In my mind, “View of Delft” is an unimaginative landscape although well-constructed.  It fits a model that will be used for the next few hundred years, all the way to John Constable and beyond:  four horizontal planes consisting of sky, city, water and a dry place to stand on.  The dark boat on the right is balanced by the figures on the left.  There is one strange thing, though, and that is the heavy cloud mass above.  It is dark enough that it unbalances the painting on the vertical axis and seems, well, ominous—a contrast to the idyllic scene below.  I think that Vermeer was hoping for less sky, but this was the only canvas he had, and he had somehow to fill up that empty region toward the top.  We landscape painters run into this problem when we want to paint a vista but have on hand only a squarish canvas.  His painting works better with a crop, as here:


"View of Delft" - Cropped

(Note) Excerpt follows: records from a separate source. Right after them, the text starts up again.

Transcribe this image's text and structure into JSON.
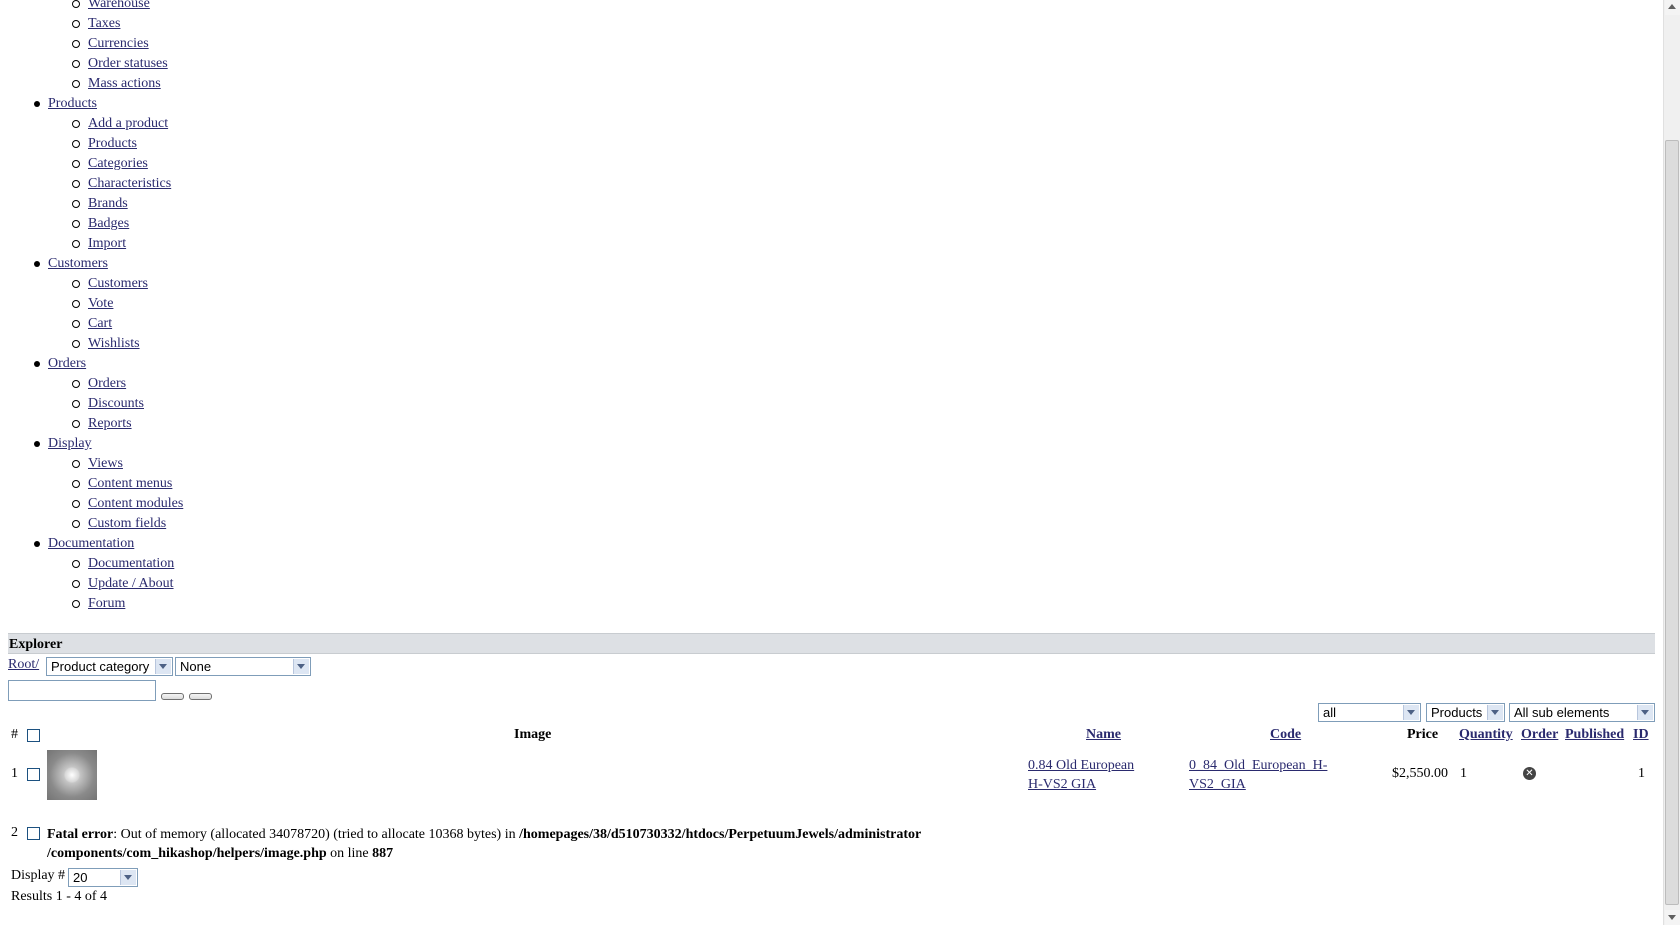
{
  "menu": [
    {
      "label": "Warehouse",
      "level": 2
    },
    {
      "label": "Taxes",
      "level": 2
    },
    {
      "label": "Currencies",
      "level": 2
    },
    {
      "label": "Order statuses",
      "level": 2
    },
    {
      "label": "Mass actions",
      "level": 2
    },
    {
      "label": "Products",
      "level": 1
    },
    {
      "label": "Add a product",
      "level": 2
    },
    {
      "label": "Products",
      "level": 2
    },
    {
      "label": "Categories",
      "level": 2
    },
    {
      "label": "Characteristics",
      "level": 2
    },
    {
      "label": "Brands",
      "level": 2
    },
    {
      "label": "Badges",
      "level": 2
    },
    {
      "label": "Import",
      "level": 2
    },
    {
      "label": "Customers",
      "level": 1
    },
    {
      "label": "Customers",
      "level": 2
    },
    {
      "label": "Vote",
      "level": 2
    },
    {
      "label": "Cart",
      "level": 2
    },
    {
      "label": "Wishlists",
      "level": 2
    },
    {
      "label": "Orders",
      "level": 1
    },
    {
      "label": "Orders",
      "level": 2
    },
    {
      "label": "Discounts",
      "level": 2
    },
    {
      "label": "Reports",
      "level": 2
    },
    {
      "label": "Display",
      "level": 1
    },
    {
      "label": "Views",
      "level": 2
    },
    {
      "label": "Content menus",
      "level": 2
    },
    {
      "label": "Content modules",
      "level": 2
    },
    {
      "label": "Custom fields",
      "level": 2
    },
    {
      "label": "Documentation",
      "level": 1
    },
    {
      "label": "Documentation",
      "level": 2
    },
    {
      "label": "Update / About",
      "level": 2
    },
    {
      "label": "Forum",
      "level": 2
    }
  ],
  "explorer": {
    "title": "Explorer",
    "root_link": "Root/",
    "category_type_select": "Product category",
    "category_select": "None",
    "search_value": ""
  },
  "filters": {
    "published": "all",
    "type": "Products",
    "depth": "All sub elements"
  },
  "table": {
    "headers": {
      "num": "#",
      "image": "Image",
      "name": "Name",
      "code": "Code",
      "price": "Price",
      "quantity": "Quantity",
      "order": "Order",
      "published": "Published",
      "id": "ID"
    },
    "rows": [
      {
        "num": "1",
        "name_line1": "0.84 Old European",
        "name_line2": "H-VS2 GIA",
        "code_line1": "0_84_Old_European_H-",
        "code_line2": "VS2_GIA",
        "price": "$2,550.00",
        "quantity": "1",
        "published_icon": "unpublished-x-icon",
        "id": "1"
      }
    ],
    "error_row": {
      "num": "2",
      "label": "Fatal error",
      "message": ": Out of memory (allocated 34078720) (tried to allocate 10368 bytes) in ",
      "path_line1": "/homepages/38/d510730332/htdocs/PerpetuumJewels/administrator",
      "path_line2": "/components/com_hikashop/helpers/image.php",
      "on_line_text": " on line ",
      "line_number": "887"
    }
  },
  "footer": {
    "display_label": "Display #",
    "display_value": "20",
    "results": "Results 1 - 4 of 4"
  }
}
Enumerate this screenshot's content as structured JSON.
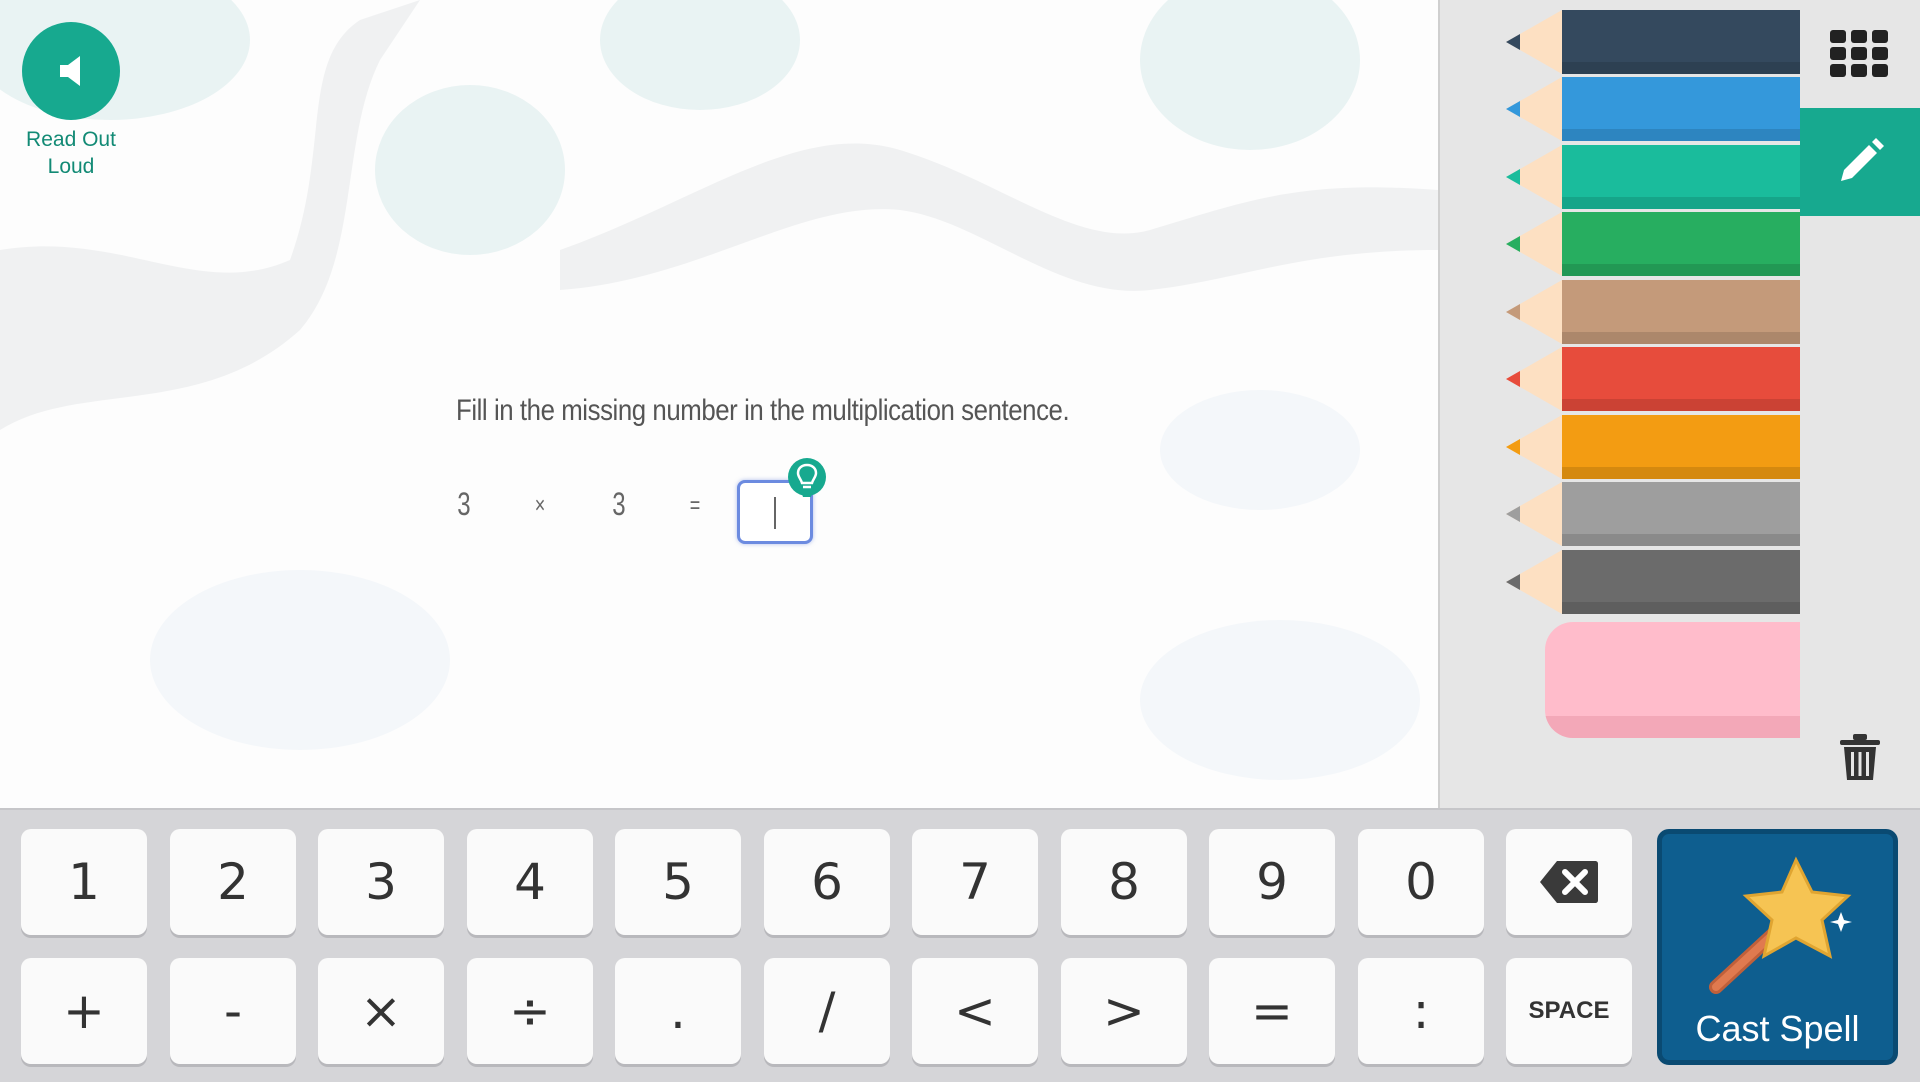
{
  "read_out_loud": {
    "label": "Read Out Loud",
    "icon": "speaker-icon"
  },
  "question": {
    "prompt": "Fill in the missing number in the multiplication sentence.",
    "equation": {
      "left": "3",
      "operator": "×",
      "right": "3",
      "equals": "=",
      "answer_value": ""
    }
  },
  "drawing_panel": {
    "pencils": [
      {
        "name": "dark-navy",
        "color": "#34495e"
      },
      {
        "name": "blue",
        "color": "#3498db"
      },
      {
        "name": "teal",
        "color": "#1abc9c"
      },
      {
        "name": "green",
        "color": "#27ae60"
      },
      {
        "name": "tan",
        "color": "#c49a7a"
      },
      {
        "name": "red",
        "color": "#e74c3c"
      },
      {
        "name": "orange",
        "color": "#f39c12"
      },
      {
        "name": "light-gray",
        "color": "#9e9e9e"
      },
      {
        "name": "dark-gray",
        "color": "#6b6b6b"
      }
    ],
    "eraser_color": "#ffbccb",
    "tools": {
      "grid": "grid-icon",
      "pencil": "pencil-icon",
      "trash": "trash-icon"
    }
  },
  "keypad": {
    "row1": [
      "1",
      "2",
      "3",
      "4",
      "5",
      "6",
      "7",
      "8",
      "9",
      "0",
      "⌫"
    ],
    "row2": [
      "+",
      "-",
      "×",
      "÷",
      ".",
      "/",
      "<",
      ">",
      "=",
      ":",
      "SPACE"
    ],
    "cast_spell": "Cast Spell"
  },
  "colors": {
    "accent": "#17a98f",
    "cast_bg": "#0e5e8f"
  }
}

The most “modern” of his two landscapes, and my favorite, is “The Little Street.”  One doesn't see many vertically-oriented paintings of buildings from this period.  Plus, the scene is tightly-cropped, slicing off the right part of the building, putting the focus on the figure in the doorway on the bottom right.  It's almost like a snapshot, and it brings to mind how the French Impressionists used photographic references in their paintings.  You almost have to jump to the 19th century to see this kind of design.  The painting also tends more to the monochromatic than any of Vermeer's other works and consists mostly of dull brick-red and tints of yellow ochre, with the only contrasting color being a tiny patch of dull blue in the sky.